|Review by Caitlyn Thompson|
As Mockingjay Part 1 begins we’re back in District 13.
That’s right. The place we thought was decimated by the Capital is in fact, a militarized state that has been preparing for an uprising since the rebellion which resulted in the creation of the Hunger Games seventy-five years ago.
Third installments should ascend in some way, and Mockingjay Part 1 is, overall, rather stagnant.
The film feels like it might reveal something exciting, something new, something, or at least you hope it might.
I’m sorry to say that it doesn’t and should have been condensed into forty minutes. It’s poor form to have an audience wait two hours for a taste of the intensity to come in Part 2.
Now we have to wait another year for the real action.
First, the positive; The director, Francis Lawrence, knows what he is doing. Mockingjay’s action scenes are great. The rebel acts of defiance are fast-paced and assembled well, although occasionally the soundtrack and choreography (a bit too organized) of the events make them corny instead of suspenseful. Still, they’re the most satisfying portions of the film, but they’re infrequent.
The camera work and execution of the film are awesome. The landscapes and various sets (whether CGI or real) are powerful, beautiful, and terrifying. So far we’ve seen District 12 and the Capitol, but in Mockingjay Lawrence guides us through the claustrophobic subterranean environment of District 13 where everything is cement, gloomy, and grey; it’s a survival bunker and training base, nothing more.
Contrasting the close-shots of District 13, are the long shots of flying hovercrafts, which glide over other districts, showing their incredible landscapes as well as each contributive resource (which collectively feed the Capitol’s wealth). Green mountain ranges, rich forests, and a gargantuan dam – all breathtaking sites, but home to oppression. These sections of the film are powerful.

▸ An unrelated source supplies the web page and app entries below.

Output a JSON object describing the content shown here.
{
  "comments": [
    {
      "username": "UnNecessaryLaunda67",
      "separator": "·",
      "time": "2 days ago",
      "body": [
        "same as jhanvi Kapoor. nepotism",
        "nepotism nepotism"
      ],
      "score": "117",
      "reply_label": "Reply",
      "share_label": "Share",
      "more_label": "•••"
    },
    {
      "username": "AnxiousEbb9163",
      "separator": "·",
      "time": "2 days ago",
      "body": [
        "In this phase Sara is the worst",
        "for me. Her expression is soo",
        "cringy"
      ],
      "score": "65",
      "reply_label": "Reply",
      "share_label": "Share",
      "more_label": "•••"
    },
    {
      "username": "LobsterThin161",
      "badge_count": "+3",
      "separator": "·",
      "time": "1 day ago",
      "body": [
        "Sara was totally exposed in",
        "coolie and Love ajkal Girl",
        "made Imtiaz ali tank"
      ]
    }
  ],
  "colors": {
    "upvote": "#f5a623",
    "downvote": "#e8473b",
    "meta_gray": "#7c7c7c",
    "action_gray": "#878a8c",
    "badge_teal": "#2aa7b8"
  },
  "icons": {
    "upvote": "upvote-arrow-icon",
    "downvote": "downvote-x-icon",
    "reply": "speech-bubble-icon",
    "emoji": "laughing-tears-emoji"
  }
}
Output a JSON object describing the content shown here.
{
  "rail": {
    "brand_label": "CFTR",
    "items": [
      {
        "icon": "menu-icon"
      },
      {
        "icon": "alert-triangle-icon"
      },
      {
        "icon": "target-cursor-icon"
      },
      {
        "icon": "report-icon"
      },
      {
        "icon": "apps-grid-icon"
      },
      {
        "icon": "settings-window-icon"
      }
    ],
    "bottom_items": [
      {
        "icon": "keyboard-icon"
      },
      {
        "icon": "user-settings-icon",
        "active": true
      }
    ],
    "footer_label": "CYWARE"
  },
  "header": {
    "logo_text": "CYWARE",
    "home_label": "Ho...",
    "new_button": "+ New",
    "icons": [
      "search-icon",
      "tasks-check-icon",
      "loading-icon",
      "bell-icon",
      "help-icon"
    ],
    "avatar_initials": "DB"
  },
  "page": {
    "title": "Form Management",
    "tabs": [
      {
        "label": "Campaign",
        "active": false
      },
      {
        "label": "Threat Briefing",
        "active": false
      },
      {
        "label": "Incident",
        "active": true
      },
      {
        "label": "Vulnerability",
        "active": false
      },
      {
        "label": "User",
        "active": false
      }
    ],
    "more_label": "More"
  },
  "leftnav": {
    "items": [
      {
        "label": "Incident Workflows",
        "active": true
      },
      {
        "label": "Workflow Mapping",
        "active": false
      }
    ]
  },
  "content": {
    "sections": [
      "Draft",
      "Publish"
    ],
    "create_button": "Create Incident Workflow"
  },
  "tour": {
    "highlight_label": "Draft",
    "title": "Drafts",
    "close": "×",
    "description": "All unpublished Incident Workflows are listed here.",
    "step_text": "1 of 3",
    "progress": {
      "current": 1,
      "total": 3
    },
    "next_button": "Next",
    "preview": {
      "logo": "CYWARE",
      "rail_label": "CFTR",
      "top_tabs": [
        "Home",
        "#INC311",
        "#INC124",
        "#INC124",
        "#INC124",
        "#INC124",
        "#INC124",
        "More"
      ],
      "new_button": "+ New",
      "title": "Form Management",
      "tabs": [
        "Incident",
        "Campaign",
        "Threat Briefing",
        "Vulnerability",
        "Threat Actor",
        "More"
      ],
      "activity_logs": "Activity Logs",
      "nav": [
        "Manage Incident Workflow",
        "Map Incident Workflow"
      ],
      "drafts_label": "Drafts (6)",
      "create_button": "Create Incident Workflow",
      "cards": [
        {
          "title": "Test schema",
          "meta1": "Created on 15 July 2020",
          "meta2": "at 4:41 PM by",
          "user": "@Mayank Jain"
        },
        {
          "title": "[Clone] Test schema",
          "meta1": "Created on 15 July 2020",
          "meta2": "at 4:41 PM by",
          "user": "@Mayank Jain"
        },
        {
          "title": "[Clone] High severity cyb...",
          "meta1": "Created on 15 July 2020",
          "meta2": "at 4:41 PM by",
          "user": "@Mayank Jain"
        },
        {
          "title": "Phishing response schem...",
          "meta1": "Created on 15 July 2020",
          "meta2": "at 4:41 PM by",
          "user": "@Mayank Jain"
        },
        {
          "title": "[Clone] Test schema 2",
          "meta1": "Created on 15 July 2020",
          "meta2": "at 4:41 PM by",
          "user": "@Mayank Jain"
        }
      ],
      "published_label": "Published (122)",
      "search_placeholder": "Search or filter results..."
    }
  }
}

It’s when people start talking that my engagement is negatively interrupted.
Onto the negative: I understand Mockingjay needs to be appropriate for younger Young Adult viewers, but Danny Strong and Peter Craig could have made a far more resonating script, especially Craig, considering his writing for The Town.
The dialogue is rigid and formal, numbing even the most talented actors, which are plentiful in this film. Every time someone speaks, the film becomes a cheesy montage of non-motivating monologues and they are definitely not convincing enough to inspire citizen-soldiers for battle – it feels forced and disingenuous.
After everything the characters have been through I thought they’d depict more than an ever-teary Katniss.
Jennifer Lawrence can’t do much with her talent, neither can Phillip Seymour Hoffman, and Julianne Moore as President Alma Coin is far too stiff – I find her delivery was the worst of the film. Moore comes off as constrained and indifferent instead of strict and intimidating. Her color-contacted eyes also diminish any domineering qualities her character might have had.
The redeeming stars: Woody Harrelson and Elizabeth Banks as Haymitch Abernathy and Effie Trinket. Their timing and mannerisms are always spot on and entertaining. But is this because they are the comic relief characters and it’s perhaps easier to write funny things than war speeches? Maybe so, but Harrelson and Banks are always genuine and delightful.
Other main characters such as Finnick (Sam Claflin) and Peeta (Josh Hutcherson) don’t have a huge presence, but they are good when onscreen. And Liam Hemsworth – still gorgeous, but still has zero impact.
As I said earlier, I have read The Hunger Games series and I loved it. But I can’t decide whether or not this puts me at an advantage or disadvantage when watching the movies. I have analyzed authorial intent and spent time dissecting the content and method of delivering the subject matter to a young audience. I therefore base my opinions on those criteria.
The thematic elements of the books are so great that I think the movies had so much more potential.
The Hunger Games illustrates the intensity of war without romanticizing it – an important concept for younger folks to grasp. As seen so far in the films, people die, and they die with swift brutality – that’s the horror of the series: death is an exciting form of entertainment for the Capitol, the bloodier the better. And attacks on innocent people within the districts aren’t drawn out; nobody gets to say goodbye.
Gunshots, bombs, and it’s done.
Doesn’t matter that the violence feels appropriate in Mockingjay, the script cripples the authenticity of the story’s message, thus diminishing the whole point of Collins’ books.
In closing, I want to give you a little hope – the intensity will come in Part 2.
But as President Snow often says, “hope is a dangerous thing.”